A beautifully observed historical thriller … With writing that’s elegiac and enthralling, this is a chase story with a wry edge and a romantic heart. * AnOther Magazine * Extraordinary; his writing seems to discover, or perhaps creates, additional dimensions to the world, and in the reader. — Sarah Hall A novel that would not feel out of place in the collected work of Robert Louis Stevenson, Walter Scott or, indeed, alongside William Golding’s To the Ends of the Earth trilogy. …The joy of reading an Andrew Miller novel is his obvious passion for story and sensual language, and his ability to interweave the two seamlessly. The former is an often-forgotten art form in the contemporary novel, which often seeks to impress rather than entertain, but the latter is what makes him one of the most impressive novelists at work today. — John Boyne * Irish Times * Andrew Miller can spin a ripping yarn with the skill and assurance of a master and the winner of the 2011 Costa Book of the Year for Pure is at the top of his game with Now We Shall Be Entirely Free . . . He fills his novel with vividly etched characters and has a way with words that delights, surprises and enthrals. There is never a dull sentence or commonplace description’ — Allan Hunter * Sunday Express * The tension is so finely balanced between hunter and hunted that the alternating chapters ultimately form one beautifully integrated whole, whilst the historical setting is perfectly realised . . . a magnificent novel.’ — Eilis O’Hanlon * Irish Independent * Miller’s beautiful sentences are a joy to read and his engrossing novel, teeming with vivid historical detail, is as suspenseful as any thriller. — Neil Armstrong * Mail on Sunday * Since the publication in 1997 of his first novel … his books have revealed a powerful imagination at work, and one that is also rooted in the precisely yet poetically described realities of daily life. … In his new novel, he succeeds in creating an involving, suspenseful drama and a moving portrait of a man in search of redemption from the violence of his past. — Nick Rennison * Sunday Times * There is only one Andrew Miller. In the 20 years since his debut novel Ingenious Pain won both the James Tait Black Memorial Prize and the IMPAC Dublin Literary Award, he has written a series of books which have captured the imaginations of readers and critics alike . . . The plot grips and surprises.

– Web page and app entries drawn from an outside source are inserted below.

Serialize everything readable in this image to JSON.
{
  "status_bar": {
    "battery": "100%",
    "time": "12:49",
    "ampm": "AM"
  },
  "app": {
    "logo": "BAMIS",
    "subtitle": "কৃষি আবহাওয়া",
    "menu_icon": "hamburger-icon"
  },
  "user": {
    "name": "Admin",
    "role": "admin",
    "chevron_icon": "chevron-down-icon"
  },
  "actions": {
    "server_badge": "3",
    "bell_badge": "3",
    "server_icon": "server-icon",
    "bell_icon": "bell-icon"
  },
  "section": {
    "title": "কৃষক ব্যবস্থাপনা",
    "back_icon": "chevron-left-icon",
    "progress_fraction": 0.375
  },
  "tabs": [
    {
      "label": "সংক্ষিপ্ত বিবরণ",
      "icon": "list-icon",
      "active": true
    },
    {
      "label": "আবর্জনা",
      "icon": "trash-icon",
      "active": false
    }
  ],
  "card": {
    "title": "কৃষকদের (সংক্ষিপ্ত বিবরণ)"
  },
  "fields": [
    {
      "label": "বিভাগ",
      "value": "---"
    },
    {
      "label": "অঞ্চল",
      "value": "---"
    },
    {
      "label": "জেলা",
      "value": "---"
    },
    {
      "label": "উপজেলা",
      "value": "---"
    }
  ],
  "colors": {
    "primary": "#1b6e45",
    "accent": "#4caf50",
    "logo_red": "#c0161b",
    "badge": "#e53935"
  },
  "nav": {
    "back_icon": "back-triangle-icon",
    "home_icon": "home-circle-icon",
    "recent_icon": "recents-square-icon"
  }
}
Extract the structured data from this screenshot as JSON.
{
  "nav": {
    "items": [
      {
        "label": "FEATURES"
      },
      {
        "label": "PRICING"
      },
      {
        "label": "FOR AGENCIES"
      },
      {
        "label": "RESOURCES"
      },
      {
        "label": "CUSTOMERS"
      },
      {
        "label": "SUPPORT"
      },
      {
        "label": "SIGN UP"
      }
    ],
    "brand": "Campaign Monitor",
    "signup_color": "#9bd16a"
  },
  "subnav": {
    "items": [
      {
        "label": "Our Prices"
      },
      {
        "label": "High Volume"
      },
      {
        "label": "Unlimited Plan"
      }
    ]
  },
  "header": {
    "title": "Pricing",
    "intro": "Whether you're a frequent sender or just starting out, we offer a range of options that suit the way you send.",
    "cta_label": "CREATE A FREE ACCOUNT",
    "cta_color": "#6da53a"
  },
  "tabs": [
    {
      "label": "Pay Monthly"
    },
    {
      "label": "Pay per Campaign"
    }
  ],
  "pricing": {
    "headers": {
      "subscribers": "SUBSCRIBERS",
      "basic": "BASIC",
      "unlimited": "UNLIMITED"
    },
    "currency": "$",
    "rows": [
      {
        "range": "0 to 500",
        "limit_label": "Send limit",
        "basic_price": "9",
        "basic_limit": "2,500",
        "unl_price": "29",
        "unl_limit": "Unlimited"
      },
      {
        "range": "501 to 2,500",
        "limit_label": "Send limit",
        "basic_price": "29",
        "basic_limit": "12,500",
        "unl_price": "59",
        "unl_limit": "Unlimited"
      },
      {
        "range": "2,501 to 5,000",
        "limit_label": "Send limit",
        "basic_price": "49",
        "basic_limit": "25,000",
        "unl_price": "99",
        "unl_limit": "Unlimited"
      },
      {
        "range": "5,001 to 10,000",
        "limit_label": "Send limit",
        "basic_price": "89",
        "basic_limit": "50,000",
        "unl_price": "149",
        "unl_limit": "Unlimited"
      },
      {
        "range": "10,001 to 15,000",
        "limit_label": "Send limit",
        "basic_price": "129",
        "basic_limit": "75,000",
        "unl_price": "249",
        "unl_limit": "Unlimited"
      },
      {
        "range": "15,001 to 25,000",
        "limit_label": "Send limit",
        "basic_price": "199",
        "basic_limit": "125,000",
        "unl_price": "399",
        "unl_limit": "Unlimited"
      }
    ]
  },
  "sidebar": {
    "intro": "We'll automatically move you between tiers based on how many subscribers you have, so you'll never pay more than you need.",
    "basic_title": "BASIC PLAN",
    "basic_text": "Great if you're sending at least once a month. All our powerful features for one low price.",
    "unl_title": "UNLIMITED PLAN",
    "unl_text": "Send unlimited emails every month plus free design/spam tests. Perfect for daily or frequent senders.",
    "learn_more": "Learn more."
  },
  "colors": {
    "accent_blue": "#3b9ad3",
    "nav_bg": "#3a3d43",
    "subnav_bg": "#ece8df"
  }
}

Miller’s prose remains poetic and taut with an eye for the telling detail . . . he excels at creating characters who are defined, not limited, by a specific time and place, not just Lacroix, Calley and Medina but the minor players too. Historical or otherwise, this is fiction – storytelling – at its best. — Andy Miller * Spectator * In his luminous prose, Costa Prize winner Andrew Miller conjures three very different men, but their experiences have all been traumatising. Manhunt and pilgrimage, the tale unfolds into a gripping and, ultimately, surprising exploration of the inner battleground. — Elizabeth Buchan * Daily Mail * Both a ripping yarn and a skilful mediation on absence … The pacing of his story is excellent; his style is crisp; his apprehension of pain is arresting; and his ability to show people trembling at the edge of unreason is compelling. — Andrew Motion * Guardian * Excellent … a novel of delicately shifting moods, a pastoral comedy and passionate romance story alternating with a blackly menacing thriller. It is also a book of ideas: about male violence, the impact of war and the price of freedom. — Johanna Thomas-Corr * Observer * Miller recreates the past so vividly that reading the novel is never less than a fully immersive experience . . . particularly enjoyable and satisfying. — James Walton * The Times * There is only one Andrew Miller. In the 20 years since his debut novel Ingenious Pain won both the James Tait Black Memorial Prize and the IMPAC Dublin Literary Award, he has written a series of books which have captured the imaginations of readers and critics alike . . . The plot grips and surprises. Miller’s prose remains poetic and taut with an eye for the telling detail . . . he excels at creating characters who are defined, not limited, by a specific time and place, not just Lacroix, Calley and Medina but the minor players too. Historical or otherwise, this is fiction – storytelling – at its best.’ — Andy Miller * Spectator *